When someone decides to see, they are willing to admit that they don’t know and that they are not sure where they are, what the situation really calls for, or that their prior thinking has been flawed and are not sure why.
Deciding to see is the enemy of our ego. Arrogant and certain, our ego stops us from seeing, listening and adjusting to where we are and what we are told. Deciding to see is an intentional step that tells the ego to go away and hide so that you have the freedom to explore, change and grow.
Details can provide so many clues to our next step but sadly we rush past them. We don’t slow down enough to pay attention. Deciding to see helps us put the brakes on our lives to pay attention, to accept hard truths, and to give us the space to find the courage to change paths.
Deciding to see, rather than react and defend, is a major step towards personal and organizational change. We always play a larger role in the fate of our lives that we think. Our contributions to the content and outcomes of our lives are rarely thought of as we rush through our day.

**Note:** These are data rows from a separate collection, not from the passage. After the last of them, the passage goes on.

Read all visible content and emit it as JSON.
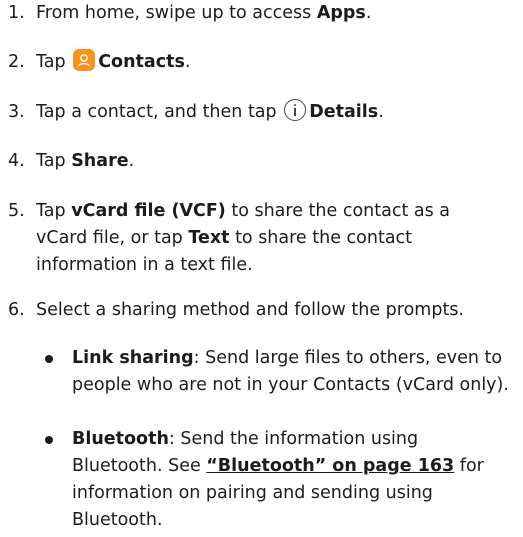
{
  "steps": [
    {
      "num": "1.",
      "prefix": "From home, swipe up to access ",
      "bold": "Apps",
      "suffix": "."
    },
    {
      "num": "2.",
      "prefix": "Tap ",
      "icon": "contacts-app-icon",
      "bold": "Contacts",
      "suffix": "."
    },
    {
      "num": "3.",
      "prefix": "Tap a contact, and then tap ",
      "icon": "info-icon",
      "bold": "Details",
      "suffix": "."
    },
    {
      "num": "4.",
      "prefix": "Tap ",
      "bold": "Share",
      "suffix": "."
    },
    {
      "num": "5.",
      "prefix": "Tap ",
      "bold": "vCard file (VCF)",
      "middle": " to share the contact as a vCard file, or tap ",
      "bold2": "Text",
      "suffix": " to share the contact information in a text file."
    },
    {
      "num": "6.",
      "text": "Select a sharing method and follow the prompts."
    }
  ],
  "bullets": [
    {
      "bold": "Link sharing",
      "text": ": Send large files to others, even to people who are not in your Contacts (vCard only)."
    },
    {
      "bold": "Bluetooth",
      "text_before": ": Send the information using Bluetooth. See ",
      "link": "“Bluetooth” on page 163",
      "text_after": " for information on pairing and sending using Bluetooth."
    }
  ],
  "colors": {
    "contacts_icon": "#f7931e",
    "text": "#1c1c1c"
  }
}
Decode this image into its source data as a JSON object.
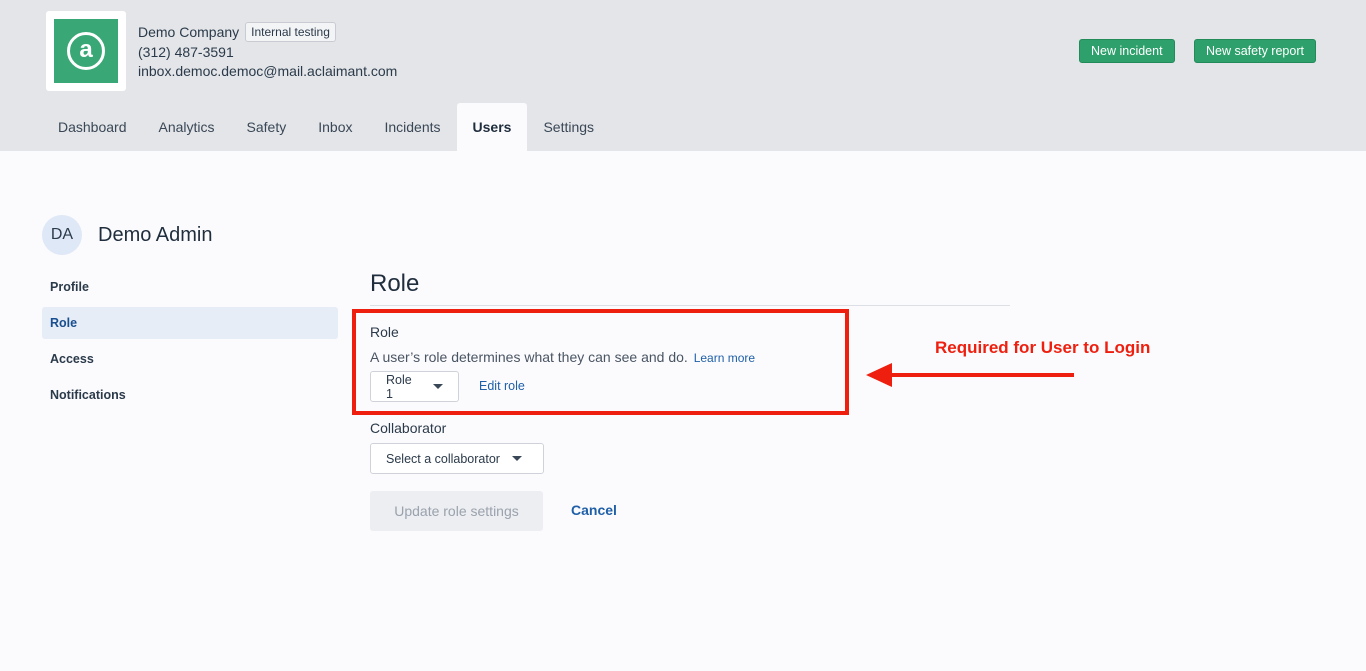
{
  "company": {
    "name": "Demo Company",
    "badge": "Internal testing",
    "phone": "(312) 487-3591",
    "email": "inbox.democ.democ@mail.aclaimant.com",
    "logo_icon": "aclaimant-logo-icon",
    "logo_color": "#3aa876"
  },
  "actions": {
    "new_incident": "New incident",
    "new_safety_report": "New safety report"
  },
  "nav_tabs": [
    {
      "label": "Dashboard"
    },
    {
      "label": "Analytics"
    },
    {
      "label": "Safety"
    },
    {
      "label": "Inbox"
    },
    {
      "label": "Incidents"
    },
    {
      "label": "Users",
      "active": true
    },
    {
      "label": "Settings"
    }
  ],
  "user": {
    "initials": "DA",
    "name": "Demo Admin"
  },
  "side_nav": [
    {
      "label": "Profile"
    },
    {
      "label": "Role",
      "active": true
    },
    {
      "label": "Access"
    },
    {
      "label": "Notifications"
    }
  ],
  "main": {
    "title": "Role",
    "role_label": "Role",
    "role_help": "A user’s role determines what they can see and do.",
    "learn_more": "Learn more",
    "role_value": "Role 1",
    "edit_role": "Edit role",
    "collaborator_label": "Collaborator",
    "collaborator_value": "Select a collaborator",
    "update_button": "Update role settings",
    "cancel": "Cancel"
  },
  "annotation": {
    "text": "Required for User to Login",
    "color": "#ee1f0f"
  }
}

Deciding to see requires you to be more like Sherlock Holmes than scanning multiple websites on your phone in minutes. There is an element of depth that is critical and necessary when deciding to see. It is trying to make sense of all of the feedback and details and then trying to explore and connect those that either don’t or didn’t fit what we believed in the past.
Deciding to see could very well at first lead to confusion. But as we walk through a strange forest looking for a path, searching for a detail or details that will change our perspective or point of view, will always lead to the other side of the forest and back into safer and broader new lands.
Everyone talks about the need to change and grow. Very few accept the challenge of first deciding to see. It isn’t easy. Not much in life that is of value is. It takes work, consistency, repetition and time.